4.  Transfer the mixture to a medium-size ovenproof casserole, and stir in the sugar, salt and pepper to taste, the basil and the eggs.  Bake for 20 minutes.
5.  Raise the oven temperature to 425º.  Sprinkle the top with Parmesan, and bake until the top is lightly golden and bubbly, about 12 minutes.

If you want the recipes to any of the other dishes, don't hesitate to ask!

Monday, August 16, 2010


Some of you may already be fans of sweet Vidalia onions.   Much like "Champagne" which by law is only made in a particular region of France, "Vidalia" onions by law are only grown in a specific region of Georgia.  It is only in this particular area that the soil and climate combine to yield these very sweet and delicious onions.  They aren't always available in our stores but last week I picked up enough to make a pie.  I've made this easy recipe before, and I love the results!  It makes a nice side dish or have it with a salad for a complete (vegetarian) meal.

*  1-1/2 cups crushed buttery round crackers
*  1/3 cup butter, melted
*  2 tablespoons butter
*  2 cups sliced Vidalia onions
*  2 eggs
*  3/4 cup half-and-half
*  3/4 teaspoon salt
*  1/8 teaspoon ground white pepper
*  1/4 cup shredded sharp Cheddar cheese
Preheat oven to 350º.  In a medium bowl, mix together crushed crackers and 1/3 cup melted butter.  Press mixture firmly into a 9-inch pie pan and set aside.  Heat a medium skillet over medium heat.  Melt 2 tablespoons butter in skillet and saute onions until translucent and tender but not brown.  Spread into prepared crust.  In a medium bowl, whisk together eggs, half-and-half, salt and white pepper.  Pour mixture over onions then sprinkle top with shredded cheese.  Bake in preheated oven for 30 minutes, until center is set.  Let stand 10 minutes before serving.

Monday, August 2, 2010


I'm just back from Alaska where Kevin and I met up with Ryan in Anchorage, then drove north to Denali/Mt. McKinley, then southeast to Girdwood, south to Seward, then a return to Anchorage for the flight home.  July is Alaska's warmest month of the year with an average high of 65º and 20 hours of daylight.  The combination makes for incredible, huge flowers/vegies and a great time to hike the mountains.  Without going into a lot of detail I will simply show you some of our pics. 

We took a day cruise in Prince William Sound to see the glaciers.
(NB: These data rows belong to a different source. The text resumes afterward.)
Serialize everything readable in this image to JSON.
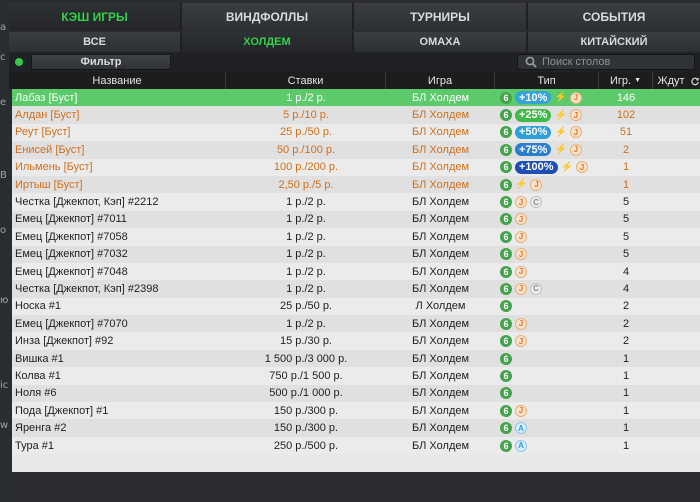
{
  "main_tabs": [
    {
      "label": "КЭШ ИГРЫ",
      "active": true
    },
    {
      "label": "ВИНДФОЛЛЫ",
      "active": false
    },
    {
      "label": "ТУРНИРЫ",
      "active": false
    },
    {
      "label": "СОБЫТИЯ",
      "active": false
    }
  ],
  "game_tabs": [
    {
      "label": "ВСЕ",
      "active": false
    },
    {
      "label": "ХОЛДЕМ",
      "active": true
    },
    {
      "label": "ОМАХА",
      "active": false
    },
    {
      "label": "КИТАЙСКИЙ",
      "active": false
    }
  ],
  "filter": {
    "label": "Фильтр"
  },
  "search": {
    "placeholder": "Поиск столов"
  },
  "table": {
    "columns": [
      "Название",
      "Ставки",
      "Игра",
      "Тип",
      "Игр.",
      "Ждут"
    ],
    "sort_indicator": "▼",
    "rows": [
      {
        "name": "Лабаз [Буст]",
        "stakes": "1 р./2 р.",
        "game": "БЛ Холдем",
        "bonus": "+10%",
        "bonus_color": "#36a3d9",
        "J": true,
        "C": false,
        "A": false,
        "players": "146",
        "selected": true,
        "orange": true
      },
      {
        "name": "Алдан [Буст]",
        "stakes": "5 р./10 р.",
        "game": "БЛ Холдем",
        "bonus": "+25%",
        "bonus_color": "#3eb94a",
        "J": true,
        "C": false,
        "A": false,
        "players": "102",
        "selected": false,
        "orange": true
      },
      {
        "name": "Реут [Буст]",
        "stakes": "25 р./50 р.",
        "game": "БЛ Холдем",
        "bonus": "+50%",
        "bonus_color": "#2b9fd8",
        "J": true,
        "C": false,
        "A": false,
        "players": "51",
        "selected": false,
        "orange": true
      },
      {
        "name": "Енисей [Буст]",
        "stakes": "50 р./100 р.",
        "game": "БЛ Холдем",
        "bonus": "+75%",
        "bonus_color": "#2a80cf",
        "J": true,
        "C": false,
        "A": false,
        "players": "2",
        "selected": false,
        "orange": true
      },
      {
        "name": "Ильмень [Буст]",
        "stakes": "100 р./200 р.",
        "game": "БЛ Холдем",
        "bonus": "+100%",
        "bonus_color": "#1e4fb2",
        "J": true,
        "C": false,
        "A": false,
        "players": "1",
        "selected": false,
        "orange": true
      },
      {
        "name": "Иртыш [Буст]",
        "stakes": "2,50 р./5 р.",
        "game": "БЛ Холдем",
        "bonus": "",
        "bonus_color": "",
        "J": true,
        "C": false,
        "A": false,
        "players": "1",
        "selected": false,
        "orange": true
      },
      {
        "name": "Честка [Джекпот, Кэп] #2212",
        "stakes": "1 р./2 р.",
        "game": "БЛ Холдем",
        "bonus": "",
        "bonus_color": "",
        "J": true,
        "C": true,
        "A": false,
        "players": "5",
        "selected": false,
        "orange": false
      },
      {
        "name": "Емец [Джекпот] #7011",
        "stakes": "1 р./2 р.",
        "game": "БЛ Холдем",
        "bonus": "",
        "bonus_color": "",
        "J": true,
        "C": false,
        "A": false,
        "players": "5",
        "selected": false,
        "orange": false
      },
      {
        "name": "Емец [Джекпот] #7058",
        "stakes": "1 р./2 р.",
        "game": "БЛ Холдем",
        "bonus": "",
        "bonus_color": "",
        "J": true,
        "C": false,
        "A": false,
        "players": "5",
        "selected": false,
        "orange": false
      },
      {
        "name": "Емец [Джекпот] #7032",
        "stakes": "1 р./2 р.",
        "game": "БЛ Холдем",
        "bonus": "",
        "bonus_color": "",
        "J": true,
        "C": false,
        "A": false,
        "players": "5",
        "selected": false,
        "orange": false
      },
      {
        "name": "Емец [Джекпот] #7048",
        "stakes": "1 р./2 р.",
        "game": "БЛ Холдем",
        "bonus": "",
        "bonus_color": "",
        "J": true,
        "C": false,
        "A": false,
        "players": "4",
        "selected": false,
        "orange": false
      },
      {
        "name": "Честка [Джекпот, Кэп] #2398",
        "stakes": "1 р./2 р.",
        "game": "БЛ Холдем",
        "bonus": "",
        "bonus_color": "",
        "J": true,
        "C": true,
        "A": false,
        "players": "4",
        "selected": false,
        "orange": false
      },
      {
        "name": "Носка #1",
        "stakes": "25 р./50 р.",
        "game": "Л Холдем",
        "bonus": "",
        "bonus_color": "",
        "J": false,
        "C": false,
        "A": false,
        "players": "2",
        "selected": false,
        "orange": false
      },
      {
        "name": "Емец [Джекпот] #7070",
        "stakes": "1 р./2 р.",
        "game": "БЛ Холдем",
        "bonus": "",
        "bonus_color": "",
        "J": true,
        "C": false,
        "A": false,
        "players": "2",
        "selected": false,
        "orange": false
      },
      {
        "name": "Инза [Джекпот] #92",
        "stakes": "15 р./30 р.",
        "game": "БЛ Холдем",
        "bonus": "",
        "bonus_color": "",
        "J": true,
        "C": false,
        "A": false,
        "players": "2",
        "selected": false,
        "orange": false
      },
      {
        "name": "Вишка #1",
        "stakes": "1 500 р./3 000 р.",
        "game": "БЛ Холдем",
        "bonus": "",
        "bonus_color": "",
        "J": false,
        "C": false,
        "A": false,
        "players": "1",
        "selected": false,
        "orange": false
      },
      {
        "name": "Колва #1",
        "stakes": "750 р./1 500 р.",
        "game": "БЛ Холдем",
        "bonus": "",
        "bonus_color": "",
        "J": false,
        "C": false,
        "A": false,
        "players": "1",
        "selected": false,
        "orange": false
      },
      {
        "name": "Ноля #6",
        "stakes": "500 р./1 000 р.",
        "game": "БЛ Холдем",
        "bonus": "",
        "bonus_color": "",
        "J": false,
        "C": false,
        "A": false,
        "players": "1",
        "selected": false,
        "orange": false
      },
      {
        "name": "Пода [Джекпот] #1",
        "stakes": "150 р./300 р.",
        "game": "БЛ Холдем",
        "bonus": "",
        "bonus_color": "",
        "J": true,
        "C": false,
        "A": false,
        "players": "1",
        "selected": false,
        "orange": false
      },
      {
        "name": "Яренга #2",
        "stakes": "150 р./300 р.",
        "game": "БЛ Холдем",
        "bonus": "",
        "bonus_color": "",
        "J": false,
        "C": false,
        "A": true,
        "players": "1",
        "selected": false,
        "orange": false
      },
      {
        "name": "Тура #1",
        "stakes": "250 р./500 р.",
        "game": "БЛ Холдем",
        "bonus": "",
        "bonus_color": "",
        "J": false,
        "C": false,
        "A": true,
        "players": "1",
        "selected": false,
        "orange": false
      }
    ]
  },
  "badges": {
    "six": "6",
    "jackpot": "J",
    "cap": "C",
    "auto": "A",
    "bolt": "⚡"
  },
  "left_strip": [
    "a",
    "c",
    "e",
    "B",
    "o",
    "ю",
    "ic",
    "w"
  ],
  "colors": {
    "active_tab": "#33d04a",
    "selected_row": "#5cc96b",
    "boost_text": "#d0701a",
    "six_badge": "#45a34e"
  }
}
It is sad to say, they are receding rapidly.

Note the ice that has calved from the glacier.  The sea otters are darling!

Ryan and me.

A small garden in Alaska's Botanical Garden in Anchorage.
Blue Poppy.

The pink flowers below are wildflowers called "Fireweed."  They were in full bloom and were spectacular!
More wildflowers.
Kevin and Ryan enjoying the view.

 This was one view of Denali/Mt. McKinley with clouds.  Fortunately, as we got closer to the mountain the clouds cleared and we got a fantastic view!

This shot of Denali isn't nearly as good as the one taken by Ansel Adams.

Dahl sheep.

In Girdwood, Kevin and Ryan climbed the mountain and I took the Alyeska Tram and waited for them at the mountain-top restaurant called Seven Glaciers.  We then enjoyed our "happy hour." 

Crostini with beef and truffle.

Seafood crepe.
Crab cakes.

Yes.  There was a fence between us.

 Ryan at Exit Glacier outside Seward.   This was 2/3 of the way up the mountain.  We had a picnic; Ryan continued on to the snow-covered top while Kevin and I climbed down.  On our way we had an encounter with a black bear on the trail.  We made lots of noise, he lumbered off the trail, and we now have another bear story to add to our others.

 Nenana River below our cabin in Denali with Ryan's rock sculpture on the beach.

The next day we went rafting on this river. 

 What an animal!

Roasted salmon.  I ate delicious fresh seafood every day.
 Rabbit Three Ways for Ryan. 
 Scallops for Kevin.
 Mother Nature's Composition.